|Author(s):||Stephen G Cecchetti|
|Publication Date:||November 2015|
|Keyword(s):||capital requirements, financial stability policy, monetary policy, prudential policy, stress tests|
|JEL(s):||E52, G01, G28|
|Programme Areas:||International Macroeconomics and Finance|
|Link to this Page:||cepr.org/active/publications/discussion_papers/dp.php?dpno=10949|

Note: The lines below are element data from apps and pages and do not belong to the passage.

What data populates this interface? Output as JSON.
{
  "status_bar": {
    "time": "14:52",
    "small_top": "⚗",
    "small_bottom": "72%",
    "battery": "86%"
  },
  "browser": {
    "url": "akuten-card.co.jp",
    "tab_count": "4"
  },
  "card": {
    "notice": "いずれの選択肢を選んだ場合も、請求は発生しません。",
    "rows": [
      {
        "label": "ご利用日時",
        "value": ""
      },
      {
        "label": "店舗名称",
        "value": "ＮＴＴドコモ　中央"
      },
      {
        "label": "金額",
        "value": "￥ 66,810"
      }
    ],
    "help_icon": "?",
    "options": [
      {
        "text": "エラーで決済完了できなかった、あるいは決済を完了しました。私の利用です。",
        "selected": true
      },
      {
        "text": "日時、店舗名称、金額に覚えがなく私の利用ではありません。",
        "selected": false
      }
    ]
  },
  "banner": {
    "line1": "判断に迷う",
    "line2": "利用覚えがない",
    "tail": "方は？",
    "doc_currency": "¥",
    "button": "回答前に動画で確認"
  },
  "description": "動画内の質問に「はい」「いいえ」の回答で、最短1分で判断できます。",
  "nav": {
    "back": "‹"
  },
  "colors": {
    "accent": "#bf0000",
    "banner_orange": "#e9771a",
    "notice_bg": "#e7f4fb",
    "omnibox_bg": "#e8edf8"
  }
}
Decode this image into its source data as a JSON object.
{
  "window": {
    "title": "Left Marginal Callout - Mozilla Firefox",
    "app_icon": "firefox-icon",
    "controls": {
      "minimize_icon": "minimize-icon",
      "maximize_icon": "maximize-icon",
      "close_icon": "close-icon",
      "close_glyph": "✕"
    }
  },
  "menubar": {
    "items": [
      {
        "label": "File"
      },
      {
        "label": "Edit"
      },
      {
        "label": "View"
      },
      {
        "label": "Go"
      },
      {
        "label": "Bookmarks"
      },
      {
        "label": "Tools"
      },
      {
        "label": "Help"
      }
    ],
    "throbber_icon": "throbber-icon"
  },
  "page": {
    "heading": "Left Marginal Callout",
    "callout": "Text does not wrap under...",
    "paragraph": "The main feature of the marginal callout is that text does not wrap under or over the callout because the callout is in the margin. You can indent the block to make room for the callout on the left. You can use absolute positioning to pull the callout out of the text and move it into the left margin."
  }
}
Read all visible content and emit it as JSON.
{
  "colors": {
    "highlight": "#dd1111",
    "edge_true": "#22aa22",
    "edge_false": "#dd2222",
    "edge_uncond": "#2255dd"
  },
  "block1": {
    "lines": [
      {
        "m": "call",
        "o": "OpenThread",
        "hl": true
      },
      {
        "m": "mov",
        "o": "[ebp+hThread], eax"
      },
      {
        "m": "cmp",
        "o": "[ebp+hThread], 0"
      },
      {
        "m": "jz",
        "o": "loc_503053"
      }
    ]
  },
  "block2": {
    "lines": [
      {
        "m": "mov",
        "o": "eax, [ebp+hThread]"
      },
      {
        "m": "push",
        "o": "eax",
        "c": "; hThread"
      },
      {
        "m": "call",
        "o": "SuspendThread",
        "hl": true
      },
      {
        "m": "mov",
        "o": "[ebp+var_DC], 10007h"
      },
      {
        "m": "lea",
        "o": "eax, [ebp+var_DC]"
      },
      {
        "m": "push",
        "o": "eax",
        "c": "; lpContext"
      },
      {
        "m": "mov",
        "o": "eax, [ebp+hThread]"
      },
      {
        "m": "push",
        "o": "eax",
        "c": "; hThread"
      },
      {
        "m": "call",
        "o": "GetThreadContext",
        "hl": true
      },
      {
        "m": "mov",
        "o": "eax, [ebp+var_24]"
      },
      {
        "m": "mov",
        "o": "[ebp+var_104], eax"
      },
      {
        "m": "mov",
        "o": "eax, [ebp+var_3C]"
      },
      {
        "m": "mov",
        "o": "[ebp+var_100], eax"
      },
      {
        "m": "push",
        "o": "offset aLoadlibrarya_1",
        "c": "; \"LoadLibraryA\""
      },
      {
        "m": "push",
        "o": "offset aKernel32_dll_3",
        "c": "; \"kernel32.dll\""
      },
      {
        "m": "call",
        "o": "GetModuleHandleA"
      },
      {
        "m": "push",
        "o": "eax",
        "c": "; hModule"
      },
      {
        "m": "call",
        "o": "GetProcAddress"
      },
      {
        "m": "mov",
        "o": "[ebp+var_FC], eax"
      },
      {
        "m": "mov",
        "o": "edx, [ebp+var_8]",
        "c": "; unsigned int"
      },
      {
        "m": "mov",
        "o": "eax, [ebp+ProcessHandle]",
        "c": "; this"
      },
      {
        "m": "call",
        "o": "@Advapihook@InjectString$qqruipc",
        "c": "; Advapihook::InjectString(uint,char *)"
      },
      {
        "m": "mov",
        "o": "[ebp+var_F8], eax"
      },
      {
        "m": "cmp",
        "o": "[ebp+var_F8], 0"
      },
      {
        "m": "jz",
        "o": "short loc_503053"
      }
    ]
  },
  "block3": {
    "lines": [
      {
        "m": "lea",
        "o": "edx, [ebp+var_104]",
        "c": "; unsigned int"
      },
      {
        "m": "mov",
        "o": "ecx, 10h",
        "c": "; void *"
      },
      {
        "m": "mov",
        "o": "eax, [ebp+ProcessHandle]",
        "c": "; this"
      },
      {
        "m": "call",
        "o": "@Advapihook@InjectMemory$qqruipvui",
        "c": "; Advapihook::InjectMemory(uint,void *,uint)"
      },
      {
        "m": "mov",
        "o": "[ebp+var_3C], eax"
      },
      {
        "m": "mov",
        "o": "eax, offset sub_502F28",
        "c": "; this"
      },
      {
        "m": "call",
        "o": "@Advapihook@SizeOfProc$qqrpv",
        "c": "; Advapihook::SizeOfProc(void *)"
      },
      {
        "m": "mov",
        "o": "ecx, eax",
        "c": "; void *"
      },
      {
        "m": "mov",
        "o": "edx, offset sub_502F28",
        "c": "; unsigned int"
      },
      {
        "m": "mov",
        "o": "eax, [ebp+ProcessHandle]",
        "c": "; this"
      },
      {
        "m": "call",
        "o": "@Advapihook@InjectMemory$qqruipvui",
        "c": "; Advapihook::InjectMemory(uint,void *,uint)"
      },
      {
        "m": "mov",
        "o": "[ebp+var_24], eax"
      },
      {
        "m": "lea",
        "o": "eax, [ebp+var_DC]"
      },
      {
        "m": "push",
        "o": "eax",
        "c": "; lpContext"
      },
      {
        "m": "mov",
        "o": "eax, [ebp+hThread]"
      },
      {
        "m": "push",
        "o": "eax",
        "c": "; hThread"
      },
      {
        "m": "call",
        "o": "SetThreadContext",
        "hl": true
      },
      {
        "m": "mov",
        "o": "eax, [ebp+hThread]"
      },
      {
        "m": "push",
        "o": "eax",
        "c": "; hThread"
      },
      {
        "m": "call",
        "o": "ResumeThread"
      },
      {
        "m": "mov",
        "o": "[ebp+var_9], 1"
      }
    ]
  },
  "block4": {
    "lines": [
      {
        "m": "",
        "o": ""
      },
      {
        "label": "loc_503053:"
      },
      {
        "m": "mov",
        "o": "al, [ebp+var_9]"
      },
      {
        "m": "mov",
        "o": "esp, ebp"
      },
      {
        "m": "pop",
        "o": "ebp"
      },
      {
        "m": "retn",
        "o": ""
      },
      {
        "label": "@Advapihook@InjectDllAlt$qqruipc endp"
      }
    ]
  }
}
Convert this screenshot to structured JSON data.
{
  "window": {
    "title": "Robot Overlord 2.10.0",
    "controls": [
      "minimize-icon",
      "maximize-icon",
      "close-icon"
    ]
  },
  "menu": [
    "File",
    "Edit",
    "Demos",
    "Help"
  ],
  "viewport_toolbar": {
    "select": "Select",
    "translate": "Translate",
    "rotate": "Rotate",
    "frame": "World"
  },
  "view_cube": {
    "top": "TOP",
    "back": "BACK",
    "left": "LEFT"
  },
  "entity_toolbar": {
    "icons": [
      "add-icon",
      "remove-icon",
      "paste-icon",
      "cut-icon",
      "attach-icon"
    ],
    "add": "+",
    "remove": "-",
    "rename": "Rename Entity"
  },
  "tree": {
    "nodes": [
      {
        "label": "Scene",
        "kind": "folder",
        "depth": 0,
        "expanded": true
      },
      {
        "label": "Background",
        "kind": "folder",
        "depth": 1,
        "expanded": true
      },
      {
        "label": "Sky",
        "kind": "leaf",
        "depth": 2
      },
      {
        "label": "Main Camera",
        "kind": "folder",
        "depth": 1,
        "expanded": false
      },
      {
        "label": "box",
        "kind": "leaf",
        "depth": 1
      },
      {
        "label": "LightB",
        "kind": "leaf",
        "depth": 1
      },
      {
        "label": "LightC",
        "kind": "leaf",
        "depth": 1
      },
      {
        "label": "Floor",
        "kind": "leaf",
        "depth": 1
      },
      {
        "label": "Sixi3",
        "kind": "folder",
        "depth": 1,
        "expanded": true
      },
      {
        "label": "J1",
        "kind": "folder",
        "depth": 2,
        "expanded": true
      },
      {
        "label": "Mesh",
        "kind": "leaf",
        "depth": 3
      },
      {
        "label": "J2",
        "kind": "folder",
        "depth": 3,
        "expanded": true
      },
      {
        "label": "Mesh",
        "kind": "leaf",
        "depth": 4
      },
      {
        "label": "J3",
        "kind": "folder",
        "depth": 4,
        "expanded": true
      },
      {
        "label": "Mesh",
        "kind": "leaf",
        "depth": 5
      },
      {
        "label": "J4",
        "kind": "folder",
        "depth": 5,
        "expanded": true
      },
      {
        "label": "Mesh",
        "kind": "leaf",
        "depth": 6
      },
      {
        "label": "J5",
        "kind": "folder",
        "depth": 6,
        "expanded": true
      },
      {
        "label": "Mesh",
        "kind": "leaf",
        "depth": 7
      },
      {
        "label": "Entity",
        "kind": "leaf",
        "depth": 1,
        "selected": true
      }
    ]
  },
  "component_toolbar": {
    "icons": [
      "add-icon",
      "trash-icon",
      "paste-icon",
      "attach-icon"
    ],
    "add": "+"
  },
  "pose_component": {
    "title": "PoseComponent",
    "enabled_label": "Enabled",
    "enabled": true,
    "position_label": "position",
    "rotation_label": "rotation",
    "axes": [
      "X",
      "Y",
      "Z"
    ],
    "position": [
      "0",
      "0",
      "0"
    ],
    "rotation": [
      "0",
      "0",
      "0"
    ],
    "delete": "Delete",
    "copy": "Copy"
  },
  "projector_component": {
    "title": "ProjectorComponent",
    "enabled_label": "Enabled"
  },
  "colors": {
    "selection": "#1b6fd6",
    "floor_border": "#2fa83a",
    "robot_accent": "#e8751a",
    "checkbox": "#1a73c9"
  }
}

Prior to the crisis, monetary policymakers and prudential authorities had clearly defined tools and goals with little or no conflict. The crisis revealed a variety of overlaps, where one set of policies seem to influence those in another. Does this mean that two policy realms can no longer remain separate? I address the question by first asking whether monetary policy creates significant financial stability risks. My answer is generally no. Given that, central bankers should refrain from reacting to financial stability risks in most circumstances. Instead, the job of safeguarding the financial system should be left, as it was prior to the crisis, to prudential policymakers. But how can prudential policy best maintain financial stability? I argue that, given our current state of knowledge, stress tests are the best tool to ensure crisis will be rare and not terribly severe. So, my answer to the question in the title is that the pre-crisis consensus remains largely intact.